__What you are asked to do__. Output the entries in full and verbatim, pictures omitted.
Data records: Begin
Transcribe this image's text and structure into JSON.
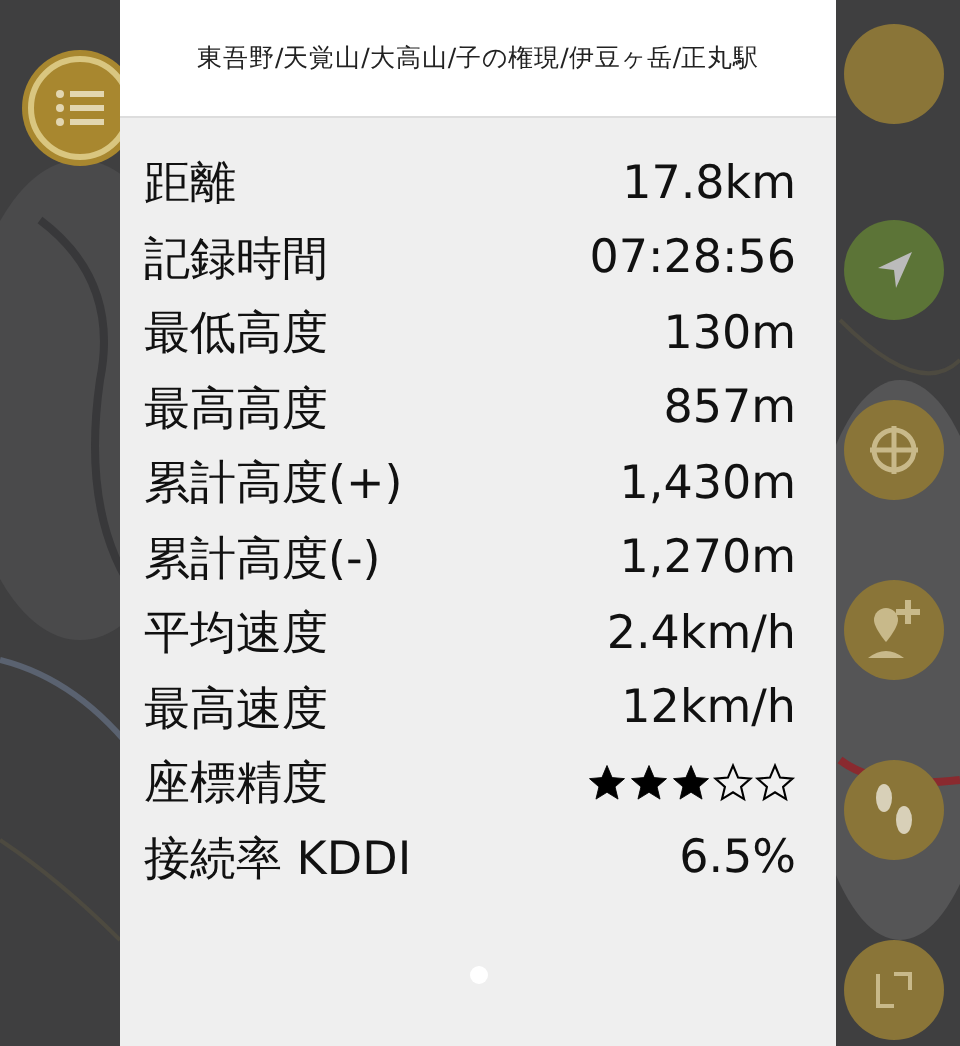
{
  "route_title": "東吾野/天覚山/大高山/子の権現/伊豆ヶ岳/正丸駅",
  "stats": [
    {
      "kind": "text",
      "label": "距離",
      "value": "17.8km"
    },
    {
      "kind": "text",
      "label": "記録時間",
      "value": "07:28:56"
    },
    {
      "kind": "text",
      "label": "最低高度",
      "value": "130m"
    },
    {
      "kind": "text",
      "label": "最高高度",
      "value": "857m"
    },
    {
      "kind": "text",
      "label": "累計高度(+)",
      "value": "1,430m"
    },
    {
      "kind": "text",
      "label": "累計高度(-)",
      "value": "1,270m"
    },
    {
      "kind": "text",
      "label": "平均速度",
      "value": "2.4km/h"
    },
    {
      "kind": "text",
      "label": "最高速度",
      "value": "12km/h"
    },
    {
      "kind": "stars",
      "label": "座標精度",
      "stars": 3
    },
    {
      "kind": "text",
      "label": "接続率 KDDI",
      "value": "6.5%"
    }
  ],
  "pages": [
    {
      "selected": true
    }
  ]
}
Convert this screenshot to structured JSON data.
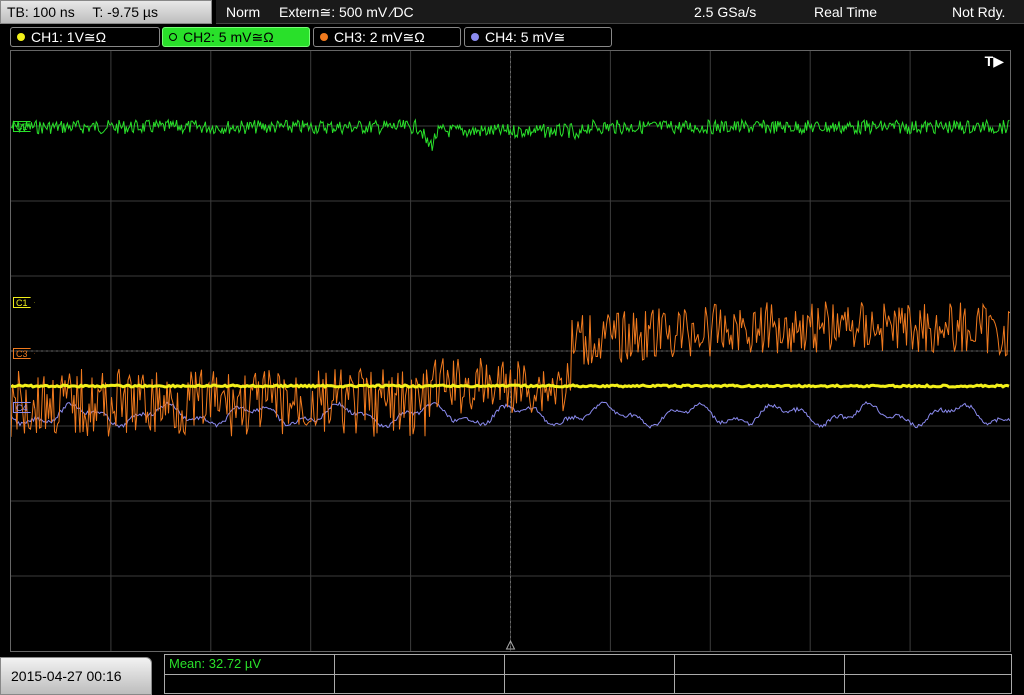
{
  "timebase": {
    "tb": "TB: 100 ns",
    "trigger_time": "T: -9.75 µs"
  },
  "acquisition": {
    "mode": "Norm",
    "trigger_source": "Extern≅: 500 mV ⁄DC",
    "sample_rate": "2.5 GSa/s",
    "realtime": "Real Time",
    "status": "Not Rdy."
  },
  "channels": [
    {
      "id": "ch1",
      "label": "CH1: 1V≅Ω",
      "color": "#f2f01a",
      "marker": "C1"
    },
    {
      "id": "ch2",
      "label": "CH2: 5 mV≅Ω",
      "color": "#29e02a",
      "marker": "C2"
    },
    {
      "id": "ch3",
      "label": "CH3: 2 mV≅Ω",
      "color": "#f07a1e",
      "marker": "C3"
    },
    {
      "id": "ch4",
      "label": "CH4: 5 mV≅",
      "color": "#8a8aee",
      "marker": "C4"
    }
  ],
  "trigger_marker": "T▶",
  "bottom": {
    "datetime": "2015-04-27 00:16",
    "measurement": "Mean: 32.72 µV"
  },
  "colors": {
    "grid": "#3c3c3c",
    "grid_center": "#6a6a6a",
    "accent": "#29e02a"
  }
}
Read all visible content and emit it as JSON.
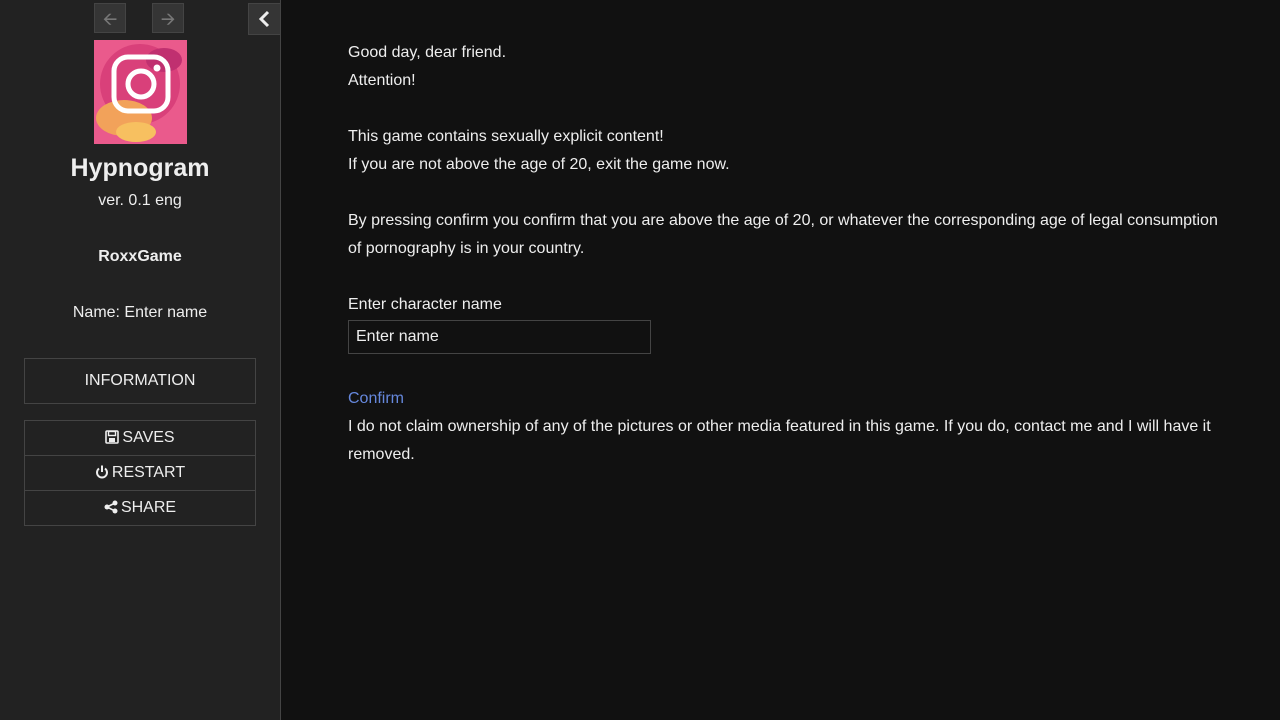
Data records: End
__Answer for this exercise__.
Transcribe this image's text and structure into JSON.
{
  "route_title": "東吾野/天覚山/大高山/子の権現/伊豆ヶ岳/正丸駅",
  "stats": [
    {
      "kind": "text",
      "label": "距離",
      "value": "17.8km"
    },
    {
      "kind": "text",
      "label": "記録時間",
      "value": "07:28:56"
    },
    {
      "kind": "text",
      "label": "最低高度",
      "value": "130m"
    },
    {
      "kind": "text",
      "label": "最高高度",
      "value": "857m"
    },
    {
      "kind": "text",
      "label": "累計高度(+)",
      "value": "1,430m"
    },
    {
      "kind": "text",
      "label": "累計高度(-)",
      "value": "1,270m"
    },
    {
      "kind": "text",
      "label": "平均速度",
      "value": "2.4km/h"
    },
    {
      "kind": "text",
      "label": "最高速度",
      "value": "12km/h"
    },
    {
      "kind": "stars",
      "label": "座標精度",
      "stars": 3
    },
    {
      "kind": "text",
      "label": "接続率 KDDI",
      "value": "6.5%"
    }
  ],
  "pages": [
    {
      "selected": true
    }
  ]
}
Convert this screenshot to structured JSON data.
{
  "timebase": {
    "tb": "TB: 100 ns",
    "trigger_time": "T: -9.75 µs"
  },
  "acquisition": {
    "mode": "Norm",
    "trigger_source": "Extern≅: 500 mV ⁄DC",
    "sample_rate": "2.5 GSa/s",
    "realtime": "Real Time",
    "status": "Not Rdy."
  },
  "channels": [
    {
      "id": "ch1",
      "label": "CH1: 1V≅Ω",
      "color": "#f2f01a",
      "marker": "C1"
    },
    {
      "id": "ch2",
      "label": "CH2: 5 mV≅Ω",
      "color": "#29e02a",
      "marker": "C2"
    },
    {
      "id": "ch3",
      "label": "CH3: 2 mV≅Ω",
      "color": "#f07a1e",
      "marker": "C3"
    },
    {
      "id": "ch4",
      "label": "CH4: 5 mV≅",
      "color": "#8a8aee",
      "marker": "C4"
    }
  ],
  "trigger_marker": "T▶",
  "bottom": {
    "datetime": "2015-04-27 00:16",
    "measurement": "Mean: 32.72 µV"
  },
  "colors": {
    "grid": "#3c3c3c",
    "grid_center": "#6a6a6a",
    "accent": "#29e02a"
  }
}
Read all visible content and emit it as JSON.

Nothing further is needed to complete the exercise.